I thought long and hard before writing this article. I hate confrontation or making others feel bad so I wrestled with the idea of posting an article about the many things people have said to me that I’m sure no one with a chronic illness wants to hear. I’ve seen articles like this on HerCampus or BBC Three, because of them I was inspired to write this post finally. If you’re unfamiliar with my story please see this video. Without further ado, four things not to say to someone with a chronic illness.
- Stop stressing so much. You’re making yourself sick: This statement has some truth to it, but it is the tone in which these words are spoken that really bunches my undies.

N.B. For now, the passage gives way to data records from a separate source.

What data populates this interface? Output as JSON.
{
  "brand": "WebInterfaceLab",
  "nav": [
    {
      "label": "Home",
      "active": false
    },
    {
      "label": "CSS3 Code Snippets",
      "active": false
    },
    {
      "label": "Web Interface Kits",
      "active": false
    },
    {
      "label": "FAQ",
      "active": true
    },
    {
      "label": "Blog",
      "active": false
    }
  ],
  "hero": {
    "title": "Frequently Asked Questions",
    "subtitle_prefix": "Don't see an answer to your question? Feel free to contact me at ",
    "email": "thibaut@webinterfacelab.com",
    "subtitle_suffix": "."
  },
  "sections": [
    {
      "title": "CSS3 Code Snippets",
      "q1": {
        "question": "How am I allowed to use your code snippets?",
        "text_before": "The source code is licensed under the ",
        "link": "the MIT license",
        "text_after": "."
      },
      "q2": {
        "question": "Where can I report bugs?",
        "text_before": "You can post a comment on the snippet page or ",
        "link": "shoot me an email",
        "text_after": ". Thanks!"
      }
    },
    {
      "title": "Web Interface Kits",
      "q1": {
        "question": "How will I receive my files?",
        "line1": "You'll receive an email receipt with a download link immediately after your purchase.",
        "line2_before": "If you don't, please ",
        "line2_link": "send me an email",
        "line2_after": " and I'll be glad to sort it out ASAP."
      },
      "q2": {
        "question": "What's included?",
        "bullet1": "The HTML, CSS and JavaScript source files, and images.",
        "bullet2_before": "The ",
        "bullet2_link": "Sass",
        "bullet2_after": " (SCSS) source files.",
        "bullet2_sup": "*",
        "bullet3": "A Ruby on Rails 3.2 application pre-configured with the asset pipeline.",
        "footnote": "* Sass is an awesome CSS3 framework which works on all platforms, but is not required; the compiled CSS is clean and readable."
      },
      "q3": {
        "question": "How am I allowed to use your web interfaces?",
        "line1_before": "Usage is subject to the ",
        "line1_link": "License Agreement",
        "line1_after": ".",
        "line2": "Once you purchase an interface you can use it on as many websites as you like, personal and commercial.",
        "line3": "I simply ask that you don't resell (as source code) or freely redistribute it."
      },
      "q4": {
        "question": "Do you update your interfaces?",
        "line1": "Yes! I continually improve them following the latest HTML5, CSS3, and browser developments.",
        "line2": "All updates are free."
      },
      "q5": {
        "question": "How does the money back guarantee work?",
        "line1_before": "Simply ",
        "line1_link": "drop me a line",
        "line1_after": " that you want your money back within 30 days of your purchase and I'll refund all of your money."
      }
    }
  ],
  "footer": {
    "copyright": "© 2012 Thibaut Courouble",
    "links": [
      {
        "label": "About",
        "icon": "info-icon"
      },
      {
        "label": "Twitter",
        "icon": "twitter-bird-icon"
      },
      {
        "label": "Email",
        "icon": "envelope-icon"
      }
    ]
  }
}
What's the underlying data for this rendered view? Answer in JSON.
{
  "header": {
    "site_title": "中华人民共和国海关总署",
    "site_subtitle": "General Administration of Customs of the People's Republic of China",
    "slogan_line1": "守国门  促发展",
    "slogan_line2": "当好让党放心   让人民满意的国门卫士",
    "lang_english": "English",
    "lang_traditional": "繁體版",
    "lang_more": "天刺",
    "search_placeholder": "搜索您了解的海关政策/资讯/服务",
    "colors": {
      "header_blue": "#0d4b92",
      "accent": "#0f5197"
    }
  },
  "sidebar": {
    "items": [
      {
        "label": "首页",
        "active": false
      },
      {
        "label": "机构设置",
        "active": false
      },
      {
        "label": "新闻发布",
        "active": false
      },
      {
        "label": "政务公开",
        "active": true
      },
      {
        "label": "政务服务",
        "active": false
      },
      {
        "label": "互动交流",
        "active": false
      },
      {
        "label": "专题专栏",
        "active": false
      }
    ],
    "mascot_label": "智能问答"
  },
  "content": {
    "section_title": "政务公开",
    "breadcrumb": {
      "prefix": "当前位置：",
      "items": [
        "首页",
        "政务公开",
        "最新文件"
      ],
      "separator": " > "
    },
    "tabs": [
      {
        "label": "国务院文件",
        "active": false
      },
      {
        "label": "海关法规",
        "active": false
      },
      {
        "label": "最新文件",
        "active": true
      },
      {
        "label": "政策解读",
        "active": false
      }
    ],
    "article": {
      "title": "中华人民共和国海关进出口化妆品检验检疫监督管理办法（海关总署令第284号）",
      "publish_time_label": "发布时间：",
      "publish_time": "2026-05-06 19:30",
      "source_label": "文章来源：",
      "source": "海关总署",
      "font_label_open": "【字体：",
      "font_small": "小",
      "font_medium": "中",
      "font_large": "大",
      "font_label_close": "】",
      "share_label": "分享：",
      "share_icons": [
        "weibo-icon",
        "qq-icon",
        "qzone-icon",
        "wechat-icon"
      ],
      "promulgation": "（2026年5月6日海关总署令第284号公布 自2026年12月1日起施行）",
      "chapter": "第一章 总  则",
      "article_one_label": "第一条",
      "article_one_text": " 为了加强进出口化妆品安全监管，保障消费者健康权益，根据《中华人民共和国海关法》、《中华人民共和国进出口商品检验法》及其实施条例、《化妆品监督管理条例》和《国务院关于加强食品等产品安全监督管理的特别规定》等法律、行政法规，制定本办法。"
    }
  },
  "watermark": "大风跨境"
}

Its like you’re tell me that for no other medical reason am I feeling down. Stress is not the cause of my chronic pain. People listen to me, I am stressed because I am in pain. It’s a cycle that I haven’t learned how to maneuver just yet. But, please don’t tell me my pain and discomfort is my fault. Which leads me to the next thing you should never say…
- It’s all in your head: This one has mainly come from the medical professionals I encountered early on in my illness. Because they couldn’t find out what was wrong with me they automatically labeled me crazy and sent me on my way. No Mr. White coat, It is not all in my head. Please doctors, if a patient enters your room, its because we need your help. Please don’t dismiss us. Please listen and try to help us.
- X has xyz disease and he is in college and holding down a steady job, all the while saving the world: Now, yes, that was an exaggeration but people I can’t tell you how many times well-meaning people have read something about someone with a disability and got it in their minds that I’m a failure because I haven’t accomplished the things this person has. As if hearing about this person will suddenly invigorate me and I’ll burst out of my wheelchair and conquer the world. I’m honestly happy for Mr. X but don’t invalidate my feelings and experiences because of Mr. X’s accomplishments with a disability.
- I know how you feel. I stumped my toe once and felt so much pain I thought I’d never walk again: This one really makes my eye twitch. Are you trying to equate your stumped toe pain to my everyday constant, never a dull moment, pain? Are you telling me that your stumped toe helps you feel my pain. Sorry to break this to you but no you don’t know how I feel. You may be able to sympathize but you can’t possibly know how I feel because you’re not dealing with my issue. So, for the love of Pete, stop saying this to people with Chronic illnesses. Better yet, don’t say this to anyone unless you have truly been where they are now.
I’m sorry everyone but this needed to be said. Just because you mean well doesn’t take away the sting your words cause someone with a chronic illness. Please remember to be kind and loving to everyone. This article was partial humor so please take it as such. If you liked this post sound off in the comments and I’ll make one on what not to say to someone with an invisible illness.
Enjoy your week everyone!